2. Weather Strip Your Home
Another way to increase the temperature of your home is to reduce the amount of cold air that comes in. Even if you keep your doors and windows closed, you still have air leaks that can be easily sealed in the winter. The way to seal those holes is by installing weather stripping.
Many doors will already provide weather stripping, such as a door sweep at the base to prevent air from leaking in below your door. But if your windows aren’t already sealed, you have plenty of options for what to apply around the perimeter to keep cold air out.
Check out this quick run-down from Lowe’s on weather stripping and other ideas to help save energy at home this winter:
Another option for windows is to apply shrink film over the entire window. This extra layer of protection will keep even more cold air out. You’ll be prevented from opening your windows, so you may want to keep a few unwrapped in case of emergency.
3. Time Your Lights
Days are shorter during the winter, which means you’ll likely use more lighting to increase visibility. Similar to programming your thermostat, you can purchase timers for your lights so they will turn on and off at scheduled times each day. This means you can have outdoor lights turned on when you arrive home at night, without leaving them on all day.
This becomes especially relevant during the holidays, when neighborhoods see an increase in outdoor lighting usage. Timed lights are also useful for home security, as it provides the appearance that people are home and awake to deter burglars.
When choosing the bulbs for your indoor/outdoor lighting, consider energy-efficiency. You’ve probably already heard of the energy (and cost) benefits of compact fluorescent lightbulbs (CFLs), and there are also light-emitting diode (LED) bulbs and halogen bulbs. These bulbs lose much of their effectiveness if turned on/off repeatedly, but set on a timer these bulbs should last longer than incandescents.

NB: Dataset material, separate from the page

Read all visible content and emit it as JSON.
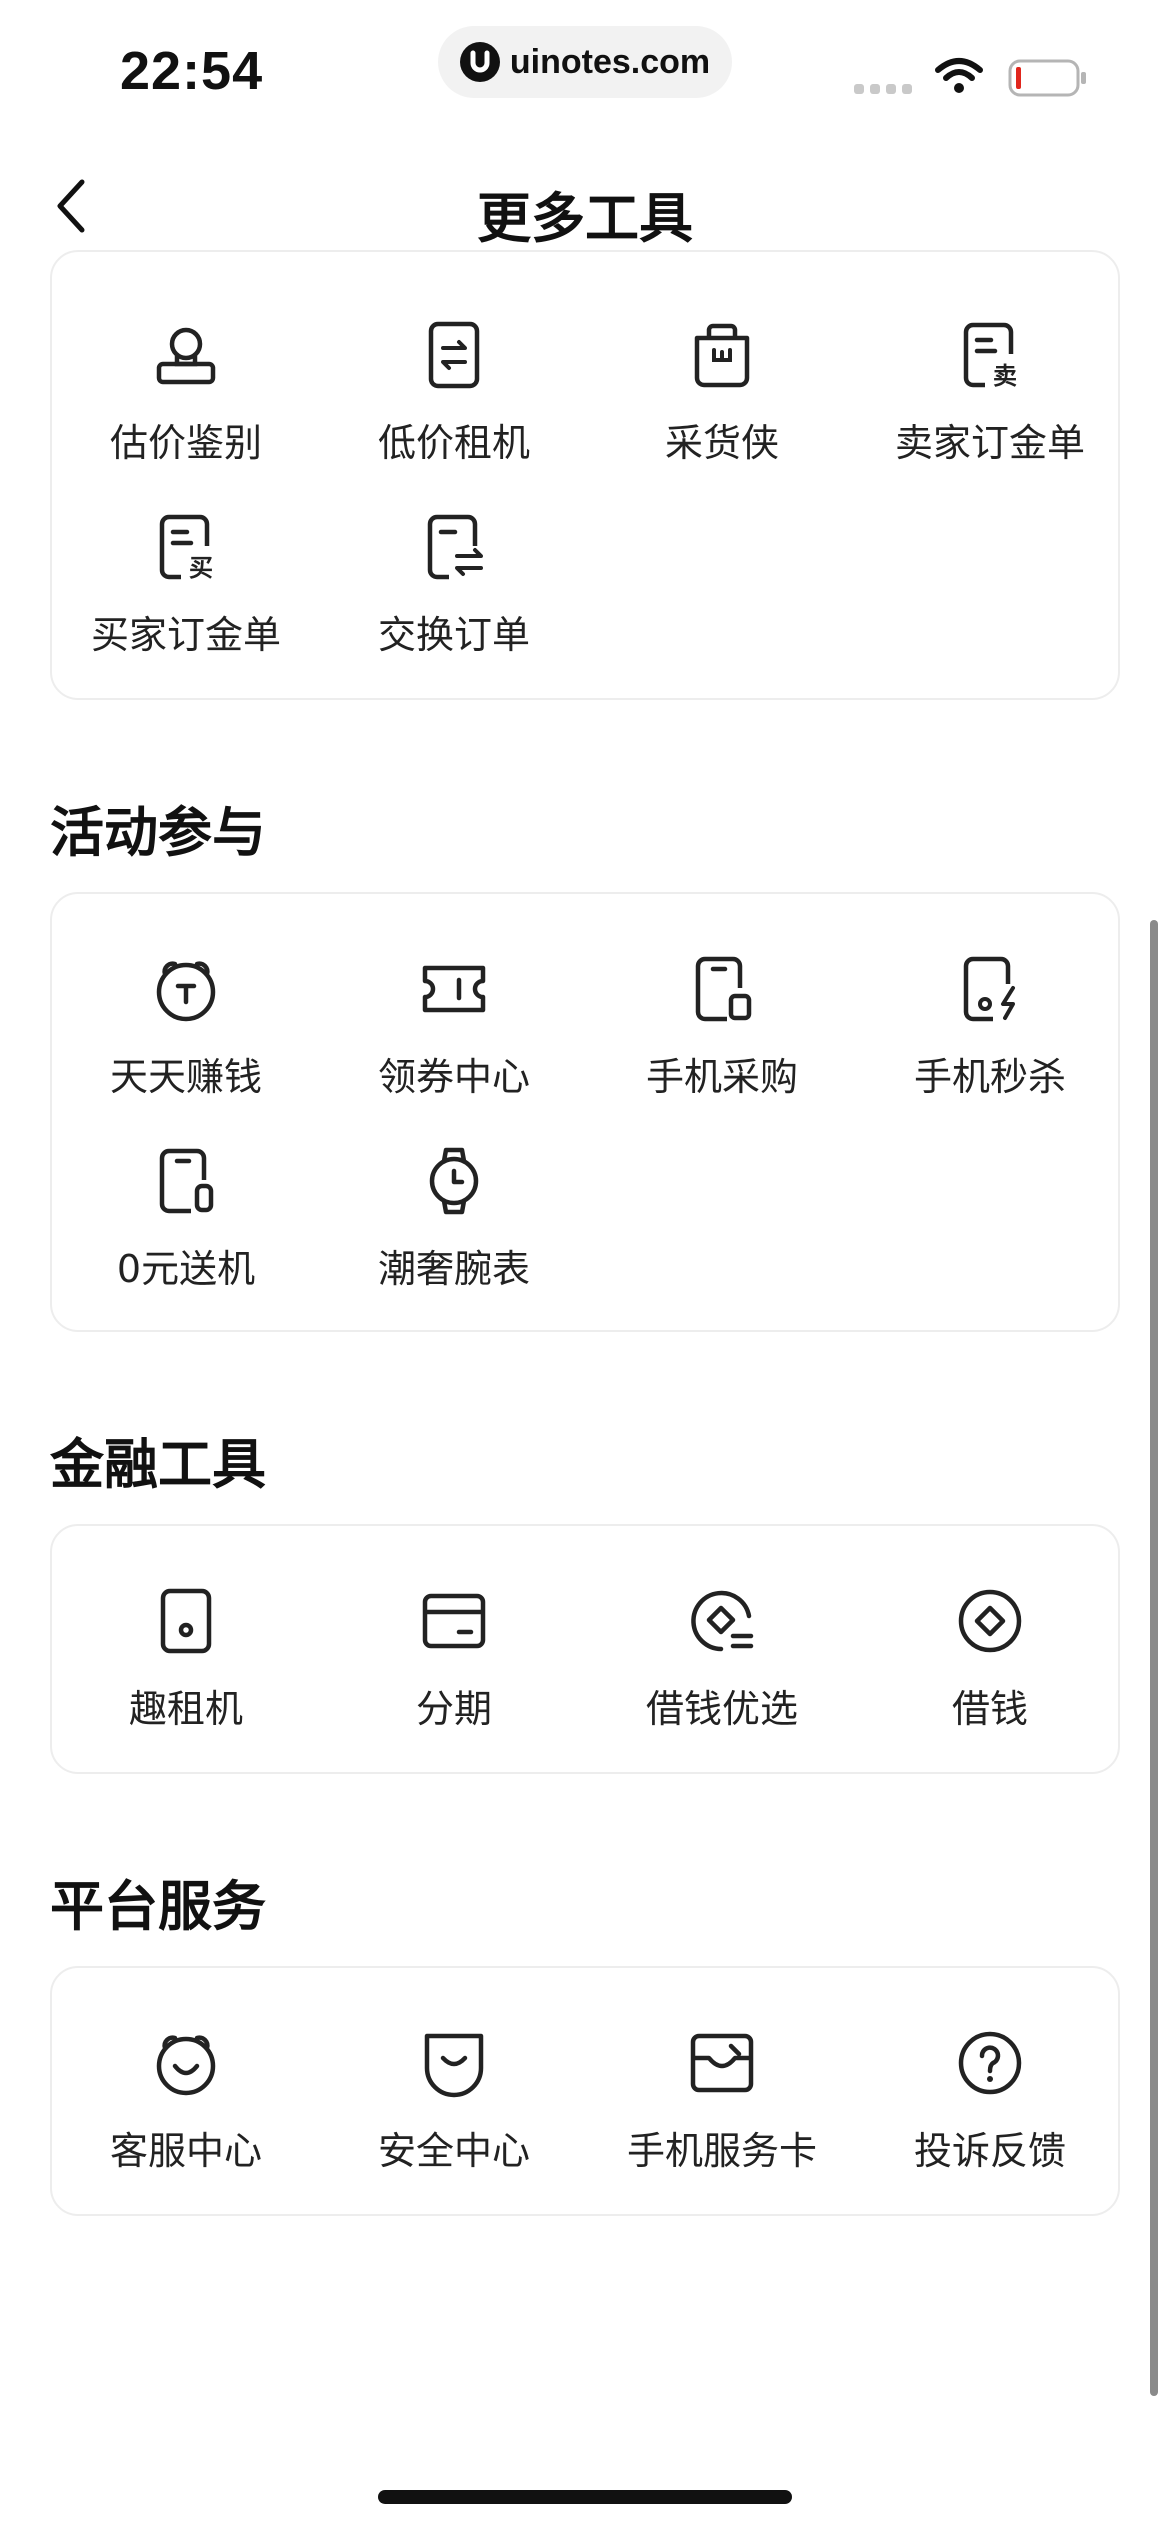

4. Check Your Water Heater
Just like you don’t want your air conditioner to break down in the middle of summer, having no hot water during the winter is an unpleasant situation. Performing basic maintenance on your water heater twice a year will reduce the chances that it malfunctions at the wrong time, like when you have visitors staying with you for the holidays.
So what are you checking for when you perform this maintenance? The main projects are tocheck the pressure valve and flush the tank. You can also look for any leaks in the tank or valves which would increase your energy use. Another option is to insulate your water heater to protect it from the cold.
If you decide to replace your water heater, you’ll want to consider a number of options, such as electric vs. gas and size of the tank. Every homeowner has different demands for hot water, and you’ll want to choose the right heater for your conditions.
5. Protect Your Garden
Photo: Flickr/ Debs-eye
If you’re worried about cold weather wiping out your plants, you can rest easy in most cases. Winter weather doesn’t cater toward flowers blooming, but your plants should live to see another spring. However, there are a few things you can do to maintain your garden during the winter months:
- Turn yard waste from the fall into mulch, which can be applied across your lawn and soil beds to contribute nutrients during winter months. You can mulch grass clippings, leaves, wood chips and even paper products like cardboard (be sure to remove tape), and it will also provide extra layers of insulation for plants.
- Limit your watering, because plants are less active in winter and therefore need less watering.
- If you utilize a sprinkler system, shut it off during winter months and water plants manually. This reduces the chances of your pipes freezing, and allows you to water only during dry periods.
- For potted plants, bring them inside or close to the house where weather is warmer. You can also put a tarp over planter boxes to shield them from weather.